An environmental coalition and the green home products brand Blueland are asking the Environmental Protection Agency to limit PVA film used in billions of laundry and dishwasher pods each year, saying they contribute to microplastic pollution.
New York-based Blueland, along with the Plastic Pollution Coalition, Beyond Plastics and others, are asking EPA
in a Nov. 15 petition to limit polyvinyl alcohol plastic film in the increasingly popular laundry pods format, as well as in other consumer packaging broadly.
The groups also want EPA to remove PVA from the agency's "Safer Choice" program, a public list of materials the agency provides consumers to certify, in the words of the program's website, products that are "safer for human health and the environment."
The environmental coalition points to research — including what it calls a first-of-its-kind study commissioned by Blueland and done by Plastic Oceans International — showing that PVA film does not readily biodegrade after use and that 75 percent of it can escape from city water treatment plants.
, which was also written by researchers at Arizona State University, said PVA, which is also called PVOH, is one of the "most ubiquitous pollutants in wastewater" from its use in a variety of industries, including in textiles, paints, meat packaging, glues and pharmaceuticals.
However, the Washington-based American Cleaning Institute, which represents the cleaning products supply chain, said the study does not accurately represent what happens in wastewater treatment plants to process PVA, and it dramatically overestimates the amount used in pods.
ACI says the PVA films
used in laundry and detergent packets are not microplastics because they fully dissolve in water and "are fully biodegraded by microorganisms in water treatment facilities and the environment."

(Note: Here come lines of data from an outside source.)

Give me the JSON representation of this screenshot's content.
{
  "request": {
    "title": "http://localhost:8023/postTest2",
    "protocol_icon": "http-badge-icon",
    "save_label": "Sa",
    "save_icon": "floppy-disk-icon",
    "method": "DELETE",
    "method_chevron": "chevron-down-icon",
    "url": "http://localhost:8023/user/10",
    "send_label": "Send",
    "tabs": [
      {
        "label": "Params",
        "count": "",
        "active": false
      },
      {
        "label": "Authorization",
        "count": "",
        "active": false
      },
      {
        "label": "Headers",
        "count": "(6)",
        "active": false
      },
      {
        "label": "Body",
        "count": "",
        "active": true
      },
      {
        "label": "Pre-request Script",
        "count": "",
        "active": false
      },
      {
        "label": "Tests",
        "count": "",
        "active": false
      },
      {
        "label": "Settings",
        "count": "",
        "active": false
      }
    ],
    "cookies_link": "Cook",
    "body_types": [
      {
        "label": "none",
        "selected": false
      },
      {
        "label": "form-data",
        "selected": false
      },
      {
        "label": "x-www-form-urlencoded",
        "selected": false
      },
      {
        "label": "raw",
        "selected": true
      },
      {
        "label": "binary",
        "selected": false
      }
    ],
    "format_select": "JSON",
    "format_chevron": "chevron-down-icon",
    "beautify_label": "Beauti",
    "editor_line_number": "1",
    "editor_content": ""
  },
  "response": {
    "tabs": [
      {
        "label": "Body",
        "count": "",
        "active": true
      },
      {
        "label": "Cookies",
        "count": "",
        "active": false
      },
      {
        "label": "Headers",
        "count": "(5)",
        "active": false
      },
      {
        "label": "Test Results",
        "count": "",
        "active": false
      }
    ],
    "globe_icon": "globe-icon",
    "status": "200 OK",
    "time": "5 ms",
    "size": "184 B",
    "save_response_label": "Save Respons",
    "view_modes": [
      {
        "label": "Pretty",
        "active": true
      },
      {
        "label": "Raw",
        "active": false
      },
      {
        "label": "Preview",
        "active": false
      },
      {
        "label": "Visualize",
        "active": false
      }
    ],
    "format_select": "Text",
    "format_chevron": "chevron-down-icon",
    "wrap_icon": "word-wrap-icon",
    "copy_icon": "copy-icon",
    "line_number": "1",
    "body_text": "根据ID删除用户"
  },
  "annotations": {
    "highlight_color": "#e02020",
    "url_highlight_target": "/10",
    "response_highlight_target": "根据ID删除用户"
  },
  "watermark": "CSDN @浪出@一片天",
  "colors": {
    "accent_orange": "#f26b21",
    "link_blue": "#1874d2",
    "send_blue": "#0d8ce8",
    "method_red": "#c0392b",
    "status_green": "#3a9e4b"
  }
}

"The hypothesis laid out in this single paper that Blueland and some of the other groups rely on really contradicts decades worth of science and ignores some of the product design and test methods used by manufacturers," said Brian Sansoni, ACI senior vice president of communications, outreach and membership.
Yash Parulekar, associate director of stewardship, sustainability and regulatory at PVA maker Monosol LLC said in an interview arranged by ACI that market reports show much less PVA used in detergent pods than the petition estimates.
"They used a number that is about three times higher than anybody ever pulled out," he said. Monosol is part of Tokyo-based Kuraray Group.